Lines with "SPECIFIY" in the records below: say how many there are, and add nothing.

(Recorded information Opens)

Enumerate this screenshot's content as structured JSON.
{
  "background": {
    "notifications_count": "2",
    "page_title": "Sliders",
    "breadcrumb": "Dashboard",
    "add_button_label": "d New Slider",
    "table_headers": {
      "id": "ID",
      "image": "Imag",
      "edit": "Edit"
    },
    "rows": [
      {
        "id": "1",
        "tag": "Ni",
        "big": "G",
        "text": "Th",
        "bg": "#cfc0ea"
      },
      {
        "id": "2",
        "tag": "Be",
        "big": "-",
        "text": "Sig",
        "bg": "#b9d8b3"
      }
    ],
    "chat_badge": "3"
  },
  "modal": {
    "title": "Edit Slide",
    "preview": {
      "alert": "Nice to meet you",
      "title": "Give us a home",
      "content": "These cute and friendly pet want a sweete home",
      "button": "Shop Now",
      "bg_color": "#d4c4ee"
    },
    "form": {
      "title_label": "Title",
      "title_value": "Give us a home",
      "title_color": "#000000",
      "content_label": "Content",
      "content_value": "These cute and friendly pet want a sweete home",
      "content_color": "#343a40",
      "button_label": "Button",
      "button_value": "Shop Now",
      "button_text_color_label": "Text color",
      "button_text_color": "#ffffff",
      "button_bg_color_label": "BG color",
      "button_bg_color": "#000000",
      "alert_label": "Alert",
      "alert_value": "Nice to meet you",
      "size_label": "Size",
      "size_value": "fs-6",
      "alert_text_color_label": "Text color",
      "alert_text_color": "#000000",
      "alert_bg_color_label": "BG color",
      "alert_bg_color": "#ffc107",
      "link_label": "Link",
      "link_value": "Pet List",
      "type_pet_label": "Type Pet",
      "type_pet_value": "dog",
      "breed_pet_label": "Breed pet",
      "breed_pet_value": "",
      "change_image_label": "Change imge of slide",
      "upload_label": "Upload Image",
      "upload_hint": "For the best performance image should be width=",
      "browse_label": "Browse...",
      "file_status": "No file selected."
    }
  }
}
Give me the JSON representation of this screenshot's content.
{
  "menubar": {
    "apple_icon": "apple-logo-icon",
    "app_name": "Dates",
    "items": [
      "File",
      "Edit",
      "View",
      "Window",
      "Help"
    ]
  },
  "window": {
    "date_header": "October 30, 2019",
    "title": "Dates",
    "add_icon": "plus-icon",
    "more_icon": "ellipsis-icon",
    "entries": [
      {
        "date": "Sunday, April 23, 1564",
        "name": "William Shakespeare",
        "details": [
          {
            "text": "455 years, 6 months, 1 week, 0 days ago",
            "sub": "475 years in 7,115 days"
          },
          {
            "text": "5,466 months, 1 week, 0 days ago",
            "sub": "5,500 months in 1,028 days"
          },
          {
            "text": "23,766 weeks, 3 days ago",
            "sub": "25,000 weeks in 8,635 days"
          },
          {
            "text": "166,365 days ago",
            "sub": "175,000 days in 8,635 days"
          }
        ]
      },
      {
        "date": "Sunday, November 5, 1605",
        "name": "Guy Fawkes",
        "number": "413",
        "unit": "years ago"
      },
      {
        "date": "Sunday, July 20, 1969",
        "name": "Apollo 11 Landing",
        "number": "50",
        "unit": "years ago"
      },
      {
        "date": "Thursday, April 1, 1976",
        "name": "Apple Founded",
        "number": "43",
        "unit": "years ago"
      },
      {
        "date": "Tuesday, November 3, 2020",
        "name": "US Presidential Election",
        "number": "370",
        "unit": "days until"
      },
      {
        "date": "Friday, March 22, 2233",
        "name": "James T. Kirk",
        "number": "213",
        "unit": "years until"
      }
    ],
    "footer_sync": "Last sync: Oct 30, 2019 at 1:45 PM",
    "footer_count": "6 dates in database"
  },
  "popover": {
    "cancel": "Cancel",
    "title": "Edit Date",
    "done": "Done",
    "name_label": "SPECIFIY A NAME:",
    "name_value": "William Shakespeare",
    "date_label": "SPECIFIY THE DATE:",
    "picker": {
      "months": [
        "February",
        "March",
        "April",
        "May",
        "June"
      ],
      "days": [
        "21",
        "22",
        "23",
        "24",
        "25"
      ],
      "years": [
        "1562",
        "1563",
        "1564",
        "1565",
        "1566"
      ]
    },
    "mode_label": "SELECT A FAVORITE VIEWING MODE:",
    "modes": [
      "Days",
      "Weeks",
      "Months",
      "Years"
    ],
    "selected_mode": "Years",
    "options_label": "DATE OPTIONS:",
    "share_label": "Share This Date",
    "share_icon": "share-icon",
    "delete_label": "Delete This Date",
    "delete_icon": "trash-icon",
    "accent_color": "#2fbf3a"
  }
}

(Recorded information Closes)

--- Task output ---
2